Moving in as a couple or with roommates is a considerably big step for many Canadians. Pulling the money card can be an uncomfortable topic for some.
However, it is important to get the topic out in the clear and set boundaries when it comes to costs and expenses. Especially when couples or roommates share a space, utility bills can rack up a fortune.
If you are not clear from the start with your partner or roommate about your financial budget and money boundaries, conflict can easily arise. Living with another person may be economical, but it is crucial to ensure everyone is on the same page before moving in together.
Here is a helpful guide on how to talk about splitting the utility bills with others in the home.
Determine your monthly expenses
Firstly, it is important to consider your living situation as if you are individually supporting yourself. Calculate how much you could afford to live solo. After you discover that number based on your salary, you can use that as a starting point to determine your budget for any monthly bills that may come up.
There are many apps like Honeydue to help couples track shared bills, look at their accounts in one place, and make comments on any transactions. Another app that has similar features is BetterHaves. It helps you to track and label expenses like groceries, internet bill, cable, gas, and phone in order to bring awareness to how much money you are spending in every separate category.
Decide your contribution amount
Once you have determined your monthly expenses and how much you typically spend on your bills, you will have to chat with your partner or roommate about the logistics of sharing the utility fees.
Decide if you are going to go dutch and split everything fifty-fifty or according to income. There are different ways to go about it if you prefer to split expenses according to the amount you consume water, gas, etc.
Although, it might be difficult to truly accurately estimate how much each roommate is actually consuming, which brings us to our next point.
Consider a joint expense account
If you are a couple, consider combining your money into a joint account. By sharing a joint account, it will make it much easier for both of you to pay the bills from one place and keep track of all the transactions.
Each partner can see what bills are being paid and how much is going towards the hydro bill versus the water bill for example.
Make a pact
We all have fallen victim to forgetting our promises or incorrectly recalling verbal contracts we have made in the past. Sharing a space and dividing bills and utility expenses is a serious thing that can have negative consequences if both parties are unclear.
Hold each other accountable for the expenses associated with the space and the percentage in how you are dividing the payments up by writing it down.

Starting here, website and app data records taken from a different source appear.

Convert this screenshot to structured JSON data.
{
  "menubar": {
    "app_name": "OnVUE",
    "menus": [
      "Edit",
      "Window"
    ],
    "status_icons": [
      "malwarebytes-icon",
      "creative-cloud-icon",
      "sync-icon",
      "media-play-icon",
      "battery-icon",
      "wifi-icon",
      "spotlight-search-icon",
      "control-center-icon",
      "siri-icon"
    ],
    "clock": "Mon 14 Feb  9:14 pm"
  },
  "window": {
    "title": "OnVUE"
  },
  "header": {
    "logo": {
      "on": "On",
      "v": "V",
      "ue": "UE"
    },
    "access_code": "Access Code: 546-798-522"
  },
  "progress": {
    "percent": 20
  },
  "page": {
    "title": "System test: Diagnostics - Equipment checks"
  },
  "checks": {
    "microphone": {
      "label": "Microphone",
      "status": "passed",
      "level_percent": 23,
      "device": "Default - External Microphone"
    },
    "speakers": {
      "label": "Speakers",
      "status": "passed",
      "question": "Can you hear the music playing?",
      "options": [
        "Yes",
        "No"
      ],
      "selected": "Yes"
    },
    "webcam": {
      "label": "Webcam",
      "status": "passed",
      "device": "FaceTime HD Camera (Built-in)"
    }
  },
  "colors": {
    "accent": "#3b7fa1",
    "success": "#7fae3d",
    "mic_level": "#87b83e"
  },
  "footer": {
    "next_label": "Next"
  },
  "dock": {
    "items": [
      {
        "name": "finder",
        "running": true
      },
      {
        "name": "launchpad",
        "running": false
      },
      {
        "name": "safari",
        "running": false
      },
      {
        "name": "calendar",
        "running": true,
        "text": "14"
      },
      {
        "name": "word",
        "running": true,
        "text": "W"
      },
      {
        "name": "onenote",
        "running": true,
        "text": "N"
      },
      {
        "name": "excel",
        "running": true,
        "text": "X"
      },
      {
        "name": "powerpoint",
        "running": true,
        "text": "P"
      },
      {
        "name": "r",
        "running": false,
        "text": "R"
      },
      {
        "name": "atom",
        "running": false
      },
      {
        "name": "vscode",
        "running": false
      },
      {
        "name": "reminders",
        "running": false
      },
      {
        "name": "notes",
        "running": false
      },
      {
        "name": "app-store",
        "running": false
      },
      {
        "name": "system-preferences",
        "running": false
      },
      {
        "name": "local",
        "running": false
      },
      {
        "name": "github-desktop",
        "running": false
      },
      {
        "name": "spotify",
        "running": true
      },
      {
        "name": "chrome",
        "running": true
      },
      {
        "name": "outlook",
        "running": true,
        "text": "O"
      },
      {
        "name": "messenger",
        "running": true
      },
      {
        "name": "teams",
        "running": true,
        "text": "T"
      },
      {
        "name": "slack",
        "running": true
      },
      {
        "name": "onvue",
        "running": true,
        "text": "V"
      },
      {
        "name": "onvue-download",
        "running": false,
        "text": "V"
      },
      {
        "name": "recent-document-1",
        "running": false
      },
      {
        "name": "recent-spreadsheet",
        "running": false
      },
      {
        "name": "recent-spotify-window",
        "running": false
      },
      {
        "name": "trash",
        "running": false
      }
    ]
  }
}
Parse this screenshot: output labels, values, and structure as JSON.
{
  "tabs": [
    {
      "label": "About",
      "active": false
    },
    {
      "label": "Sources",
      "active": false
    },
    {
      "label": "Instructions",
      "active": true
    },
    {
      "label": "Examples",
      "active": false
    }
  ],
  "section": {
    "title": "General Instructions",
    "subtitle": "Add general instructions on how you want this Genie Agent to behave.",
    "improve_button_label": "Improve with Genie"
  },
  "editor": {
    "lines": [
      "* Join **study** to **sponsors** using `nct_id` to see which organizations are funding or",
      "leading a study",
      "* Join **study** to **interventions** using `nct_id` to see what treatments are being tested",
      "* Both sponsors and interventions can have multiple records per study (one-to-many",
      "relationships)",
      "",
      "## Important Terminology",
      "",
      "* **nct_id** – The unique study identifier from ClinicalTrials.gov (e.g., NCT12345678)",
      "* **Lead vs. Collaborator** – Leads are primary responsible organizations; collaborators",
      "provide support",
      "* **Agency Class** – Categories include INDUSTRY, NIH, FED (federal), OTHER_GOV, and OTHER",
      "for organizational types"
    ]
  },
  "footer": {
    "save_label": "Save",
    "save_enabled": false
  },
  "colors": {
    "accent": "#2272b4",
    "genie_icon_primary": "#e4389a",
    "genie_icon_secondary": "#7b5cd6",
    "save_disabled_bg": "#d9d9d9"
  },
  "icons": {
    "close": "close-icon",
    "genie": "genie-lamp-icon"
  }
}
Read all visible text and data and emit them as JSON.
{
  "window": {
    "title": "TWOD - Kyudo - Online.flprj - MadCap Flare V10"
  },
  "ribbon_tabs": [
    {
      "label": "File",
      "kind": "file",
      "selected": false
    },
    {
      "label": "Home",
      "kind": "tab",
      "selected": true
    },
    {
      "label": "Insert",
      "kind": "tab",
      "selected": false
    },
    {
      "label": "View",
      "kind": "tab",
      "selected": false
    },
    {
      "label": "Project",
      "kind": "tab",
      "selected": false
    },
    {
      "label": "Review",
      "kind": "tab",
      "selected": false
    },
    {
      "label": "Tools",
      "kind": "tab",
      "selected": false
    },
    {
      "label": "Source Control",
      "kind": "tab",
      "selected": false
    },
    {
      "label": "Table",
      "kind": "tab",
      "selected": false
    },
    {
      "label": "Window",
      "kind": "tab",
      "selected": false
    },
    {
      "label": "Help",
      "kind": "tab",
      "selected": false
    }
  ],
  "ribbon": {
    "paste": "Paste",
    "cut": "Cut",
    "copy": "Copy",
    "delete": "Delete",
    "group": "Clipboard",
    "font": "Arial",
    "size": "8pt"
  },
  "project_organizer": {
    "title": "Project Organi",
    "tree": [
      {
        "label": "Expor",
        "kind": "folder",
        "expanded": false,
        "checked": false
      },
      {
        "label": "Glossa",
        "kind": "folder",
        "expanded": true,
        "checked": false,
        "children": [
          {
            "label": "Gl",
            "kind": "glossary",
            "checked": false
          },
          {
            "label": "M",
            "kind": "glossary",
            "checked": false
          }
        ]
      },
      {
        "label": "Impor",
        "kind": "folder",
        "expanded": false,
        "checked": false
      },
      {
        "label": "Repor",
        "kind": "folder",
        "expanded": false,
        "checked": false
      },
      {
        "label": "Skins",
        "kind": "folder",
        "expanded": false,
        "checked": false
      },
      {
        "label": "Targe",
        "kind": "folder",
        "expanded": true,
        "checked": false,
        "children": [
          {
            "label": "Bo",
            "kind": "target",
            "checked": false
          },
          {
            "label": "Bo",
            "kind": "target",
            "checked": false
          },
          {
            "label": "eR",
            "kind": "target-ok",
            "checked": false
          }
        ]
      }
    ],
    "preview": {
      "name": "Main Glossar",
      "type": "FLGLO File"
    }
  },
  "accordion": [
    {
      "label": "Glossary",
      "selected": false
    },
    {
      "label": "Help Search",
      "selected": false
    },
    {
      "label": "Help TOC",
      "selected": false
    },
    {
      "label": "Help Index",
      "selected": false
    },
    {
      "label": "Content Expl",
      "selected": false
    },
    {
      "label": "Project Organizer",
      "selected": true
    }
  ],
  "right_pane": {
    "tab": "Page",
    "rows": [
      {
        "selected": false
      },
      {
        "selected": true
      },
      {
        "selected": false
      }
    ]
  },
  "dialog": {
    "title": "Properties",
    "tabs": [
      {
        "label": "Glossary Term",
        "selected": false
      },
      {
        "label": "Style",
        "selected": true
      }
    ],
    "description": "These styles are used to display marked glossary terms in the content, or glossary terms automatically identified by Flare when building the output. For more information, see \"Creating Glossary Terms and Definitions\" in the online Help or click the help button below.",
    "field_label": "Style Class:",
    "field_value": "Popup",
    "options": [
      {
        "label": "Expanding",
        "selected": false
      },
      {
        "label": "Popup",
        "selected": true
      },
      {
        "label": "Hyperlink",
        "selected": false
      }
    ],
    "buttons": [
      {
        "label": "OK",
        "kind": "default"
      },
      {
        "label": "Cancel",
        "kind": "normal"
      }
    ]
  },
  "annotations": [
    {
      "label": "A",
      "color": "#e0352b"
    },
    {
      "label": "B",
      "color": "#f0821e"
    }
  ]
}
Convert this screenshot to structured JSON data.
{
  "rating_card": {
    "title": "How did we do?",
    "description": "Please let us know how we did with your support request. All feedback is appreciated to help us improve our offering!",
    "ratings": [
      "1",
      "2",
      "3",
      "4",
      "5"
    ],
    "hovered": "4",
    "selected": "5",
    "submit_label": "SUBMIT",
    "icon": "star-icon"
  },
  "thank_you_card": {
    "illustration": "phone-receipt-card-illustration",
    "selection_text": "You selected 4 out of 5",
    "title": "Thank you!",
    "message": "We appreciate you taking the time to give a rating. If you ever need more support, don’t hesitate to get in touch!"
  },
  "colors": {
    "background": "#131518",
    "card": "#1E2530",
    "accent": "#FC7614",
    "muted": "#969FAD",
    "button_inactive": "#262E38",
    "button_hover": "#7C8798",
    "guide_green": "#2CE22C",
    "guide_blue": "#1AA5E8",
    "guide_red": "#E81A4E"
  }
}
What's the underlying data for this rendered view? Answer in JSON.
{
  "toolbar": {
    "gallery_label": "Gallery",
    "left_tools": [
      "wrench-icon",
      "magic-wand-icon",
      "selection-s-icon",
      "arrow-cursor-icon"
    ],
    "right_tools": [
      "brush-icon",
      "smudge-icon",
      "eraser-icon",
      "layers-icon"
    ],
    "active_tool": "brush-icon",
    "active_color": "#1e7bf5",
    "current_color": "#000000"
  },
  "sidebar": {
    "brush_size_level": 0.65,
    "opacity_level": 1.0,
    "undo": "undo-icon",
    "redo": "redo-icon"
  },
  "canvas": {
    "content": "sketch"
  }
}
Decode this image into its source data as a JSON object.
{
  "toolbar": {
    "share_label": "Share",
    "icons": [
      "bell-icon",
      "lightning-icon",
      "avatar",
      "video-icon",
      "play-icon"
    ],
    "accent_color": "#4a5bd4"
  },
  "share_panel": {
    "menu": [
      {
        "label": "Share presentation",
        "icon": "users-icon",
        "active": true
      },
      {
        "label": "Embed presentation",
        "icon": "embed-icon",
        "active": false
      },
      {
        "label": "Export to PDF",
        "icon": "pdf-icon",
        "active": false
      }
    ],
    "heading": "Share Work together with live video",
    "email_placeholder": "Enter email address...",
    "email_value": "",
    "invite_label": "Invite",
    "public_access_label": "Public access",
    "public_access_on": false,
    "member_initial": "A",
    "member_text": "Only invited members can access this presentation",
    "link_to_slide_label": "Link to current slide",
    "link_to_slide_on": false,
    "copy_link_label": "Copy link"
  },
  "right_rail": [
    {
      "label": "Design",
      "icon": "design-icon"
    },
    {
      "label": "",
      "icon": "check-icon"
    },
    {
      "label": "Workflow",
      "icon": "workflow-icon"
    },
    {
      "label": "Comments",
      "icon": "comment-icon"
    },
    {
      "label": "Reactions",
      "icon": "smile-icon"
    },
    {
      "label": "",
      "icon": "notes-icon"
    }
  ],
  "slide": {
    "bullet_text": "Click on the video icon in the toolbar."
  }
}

Take some time to keep track on paper or on an excel spreadsheet of your contract and the agreed-upon amounts. This way, if there is ever any confusion, you can always refer back to the spreadsheet.
Depending on the place you choose to settle down in, your utility bill amounts will look different. If it is a bigger space, it is likely your hydro bill will be higher in the summer to keep your AC blasting.
Therefore, if you prefer to live in a bigger place you know your partner or roommate cannot afford, you will have to be considerate of their budget allowance.
Either be willing to foot more of the utility bill if you prefer to have your entire home cool during the summer or look for a smaller place that is cheaper to keep the AC on.
Check in with your partner or roommate
It is important to touch base with your roommate or partner to go over your utility bills and ensure everyone is doing their part. If there is a late fee, it is crucial to address the situation before it escalates into future conflict.
If your partner or roommate is the guilty culprit behind all the late bills, it is encouraged to remind them of the pact made and refer back to your contract. Help them understand that paying bills late can become quite expensive over time and can negatively harm their living arrangement.
Sharing a space with someone can be economical in the long run, but it is essential to make sure that the division of expenses including utility bills is clear before moving in together.